Don't eat right before you swim. A light snack is recommended so your blood sugar isn't low, but don't swing by Mucho Burrito on your way to the pool. Swimming with a full belly, plus a baby belly, could be messy with the horizontal positions and hydrostatic pressures.
Caution with breaststroke. The whip kick in breaststroke can put undue strain on your pubic bone, pelvis (SI joints) and the knees and hips, even in non-pregnant bodies. With the joint, ligament and tendon laxity during pregnancy, just be cautious with this one. I stopped doing the whip kick about two months into my first pregnancy because I felt vulnerable when I did try it, but this time around I feel great doing it into my third trimester. Listen to your body and modify where you need to.
Caution with fly. If you are a regular swimmer, and work on all strokes, I caution you with the butterfly. The spine extension that is required with this stroke means that your belly stretches out, and this could cause strain on the abdominal muscles and even lead to diastsis recti. Best to avoid it, or stick to a careful one-arm fly.
Take it slow on deck. Don't forget to pay close attention to the deck and changing room floors for puddles and slick surfaces.
Slip in. Don't dive or jump into the pool, especially once your belly pops. Slide in from the edge or use a ladder or steps to enter and exit the pool.
Be cautious during busy pool times for too many people - you don't want that belly kicked accidentally!

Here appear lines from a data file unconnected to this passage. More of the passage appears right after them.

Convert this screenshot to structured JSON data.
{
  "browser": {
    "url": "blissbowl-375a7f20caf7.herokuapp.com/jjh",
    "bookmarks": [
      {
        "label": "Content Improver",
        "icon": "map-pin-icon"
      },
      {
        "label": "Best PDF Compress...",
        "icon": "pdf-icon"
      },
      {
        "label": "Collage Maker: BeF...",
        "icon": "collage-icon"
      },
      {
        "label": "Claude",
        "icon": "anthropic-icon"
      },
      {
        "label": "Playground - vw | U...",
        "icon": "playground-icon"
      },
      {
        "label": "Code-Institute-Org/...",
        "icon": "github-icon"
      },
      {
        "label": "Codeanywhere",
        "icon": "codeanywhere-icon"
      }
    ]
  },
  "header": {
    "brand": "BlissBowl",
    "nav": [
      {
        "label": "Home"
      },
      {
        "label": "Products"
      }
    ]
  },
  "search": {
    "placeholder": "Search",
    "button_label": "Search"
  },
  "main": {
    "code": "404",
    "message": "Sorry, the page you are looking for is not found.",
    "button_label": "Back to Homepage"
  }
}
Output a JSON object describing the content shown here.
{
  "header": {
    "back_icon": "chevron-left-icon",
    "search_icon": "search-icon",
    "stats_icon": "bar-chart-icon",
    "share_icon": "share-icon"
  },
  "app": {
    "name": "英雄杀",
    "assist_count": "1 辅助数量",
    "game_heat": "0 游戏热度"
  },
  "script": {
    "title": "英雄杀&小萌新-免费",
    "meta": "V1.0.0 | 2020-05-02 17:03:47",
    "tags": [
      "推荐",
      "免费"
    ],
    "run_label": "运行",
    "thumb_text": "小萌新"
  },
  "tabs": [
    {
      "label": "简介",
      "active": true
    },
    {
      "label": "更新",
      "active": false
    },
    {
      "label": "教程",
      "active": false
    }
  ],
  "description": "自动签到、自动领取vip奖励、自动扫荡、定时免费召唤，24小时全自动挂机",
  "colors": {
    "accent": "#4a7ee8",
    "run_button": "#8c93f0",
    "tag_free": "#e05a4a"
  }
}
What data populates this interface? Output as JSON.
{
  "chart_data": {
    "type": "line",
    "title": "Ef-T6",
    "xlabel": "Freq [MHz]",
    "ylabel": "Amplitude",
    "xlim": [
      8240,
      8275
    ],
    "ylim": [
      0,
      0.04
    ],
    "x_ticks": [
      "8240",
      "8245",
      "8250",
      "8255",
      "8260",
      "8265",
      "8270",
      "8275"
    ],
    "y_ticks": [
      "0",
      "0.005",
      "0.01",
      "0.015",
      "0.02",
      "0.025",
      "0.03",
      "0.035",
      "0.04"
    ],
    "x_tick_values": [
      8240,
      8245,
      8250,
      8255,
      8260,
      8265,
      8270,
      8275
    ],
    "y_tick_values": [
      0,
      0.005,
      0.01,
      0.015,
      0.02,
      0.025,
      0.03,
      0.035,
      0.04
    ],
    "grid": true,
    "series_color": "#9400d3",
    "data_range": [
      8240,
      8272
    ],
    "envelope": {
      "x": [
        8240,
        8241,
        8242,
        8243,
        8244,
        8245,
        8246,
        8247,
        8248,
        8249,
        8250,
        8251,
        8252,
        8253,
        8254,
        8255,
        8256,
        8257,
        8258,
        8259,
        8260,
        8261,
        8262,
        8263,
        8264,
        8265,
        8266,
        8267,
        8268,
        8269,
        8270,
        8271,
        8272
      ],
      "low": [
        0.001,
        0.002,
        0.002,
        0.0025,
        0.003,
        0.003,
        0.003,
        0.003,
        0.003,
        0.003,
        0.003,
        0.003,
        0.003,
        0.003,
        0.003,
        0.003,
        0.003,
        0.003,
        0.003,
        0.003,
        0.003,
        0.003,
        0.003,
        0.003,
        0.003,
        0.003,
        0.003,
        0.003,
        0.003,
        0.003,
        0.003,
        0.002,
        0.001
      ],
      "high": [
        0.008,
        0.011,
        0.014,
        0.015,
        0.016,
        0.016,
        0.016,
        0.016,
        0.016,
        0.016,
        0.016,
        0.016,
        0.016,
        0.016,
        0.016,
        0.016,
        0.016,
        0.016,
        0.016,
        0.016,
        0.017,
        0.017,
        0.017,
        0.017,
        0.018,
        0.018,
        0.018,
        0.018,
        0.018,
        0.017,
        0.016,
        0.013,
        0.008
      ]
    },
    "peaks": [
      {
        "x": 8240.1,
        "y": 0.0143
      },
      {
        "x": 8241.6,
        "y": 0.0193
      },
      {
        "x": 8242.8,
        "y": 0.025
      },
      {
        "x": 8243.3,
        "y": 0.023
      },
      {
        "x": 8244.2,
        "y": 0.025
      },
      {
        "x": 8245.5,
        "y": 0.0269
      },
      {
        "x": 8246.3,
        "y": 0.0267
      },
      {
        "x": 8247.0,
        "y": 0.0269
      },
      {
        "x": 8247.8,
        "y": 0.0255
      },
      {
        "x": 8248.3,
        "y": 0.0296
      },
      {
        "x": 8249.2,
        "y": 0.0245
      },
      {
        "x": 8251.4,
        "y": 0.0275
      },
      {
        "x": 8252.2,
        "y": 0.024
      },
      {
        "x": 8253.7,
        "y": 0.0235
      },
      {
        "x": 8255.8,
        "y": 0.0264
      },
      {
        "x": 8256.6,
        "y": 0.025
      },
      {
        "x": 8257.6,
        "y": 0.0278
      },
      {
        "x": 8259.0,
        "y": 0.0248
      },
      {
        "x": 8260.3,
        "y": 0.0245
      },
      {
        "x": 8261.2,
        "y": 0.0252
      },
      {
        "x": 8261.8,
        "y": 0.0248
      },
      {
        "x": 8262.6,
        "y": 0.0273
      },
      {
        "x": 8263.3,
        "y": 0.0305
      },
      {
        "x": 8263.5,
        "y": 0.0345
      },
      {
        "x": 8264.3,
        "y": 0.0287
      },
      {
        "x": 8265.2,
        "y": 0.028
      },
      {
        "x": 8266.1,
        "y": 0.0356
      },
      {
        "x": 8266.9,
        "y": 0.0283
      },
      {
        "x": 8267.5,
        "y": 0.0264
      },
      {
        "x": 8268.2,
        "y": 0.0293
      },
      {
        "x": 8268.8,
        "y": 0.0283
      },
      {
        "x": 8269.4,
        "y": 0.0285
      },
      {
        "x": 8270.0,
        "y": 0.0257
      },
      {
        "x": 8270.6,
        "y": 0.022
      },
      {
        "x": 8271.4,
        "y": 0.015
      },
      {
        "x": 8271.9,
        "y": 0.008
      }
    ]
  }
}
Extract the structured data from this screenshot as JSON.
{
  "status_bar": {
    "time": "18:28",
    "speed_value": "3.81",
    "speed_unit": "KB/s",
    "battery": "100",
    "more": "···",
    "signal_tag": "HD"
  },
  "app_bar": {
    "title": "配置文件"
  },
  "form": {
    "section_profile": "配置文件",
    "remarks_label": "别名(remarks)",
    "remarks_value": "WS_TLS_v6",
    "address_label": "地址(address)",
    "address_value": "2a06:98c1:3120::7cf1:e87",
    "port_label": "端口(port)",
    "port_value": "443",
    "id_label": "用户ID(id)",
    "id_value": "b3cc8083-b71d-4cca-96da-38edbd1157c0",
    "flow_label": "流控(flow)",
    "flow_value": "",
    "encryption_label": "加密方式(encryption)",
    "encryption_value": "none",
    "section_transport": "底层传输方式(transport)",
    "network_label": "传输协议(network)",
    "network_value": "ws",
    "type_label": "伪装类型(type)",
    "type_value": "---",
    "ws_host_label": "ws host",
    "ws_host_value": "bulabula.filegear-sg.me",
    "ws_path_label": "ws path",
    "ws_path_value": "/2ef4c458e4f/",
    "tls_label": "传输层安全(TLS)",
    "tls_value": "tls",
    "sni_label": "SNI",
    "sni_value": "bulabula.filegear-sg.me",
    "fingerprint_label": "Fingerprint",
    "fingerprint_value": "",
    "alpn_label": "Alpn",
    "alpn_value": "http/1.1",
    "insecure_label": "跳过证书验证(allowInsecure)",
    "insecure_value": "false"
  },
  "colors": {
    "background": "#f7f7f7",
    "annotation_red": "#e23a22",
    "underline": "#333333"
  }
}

Stay hydrated. The desire to drink water is usually less with swimming because of the lower body temperatures. Make sure you are getting plenty of water in during and after your swim.
Okay, now go jump in mumma!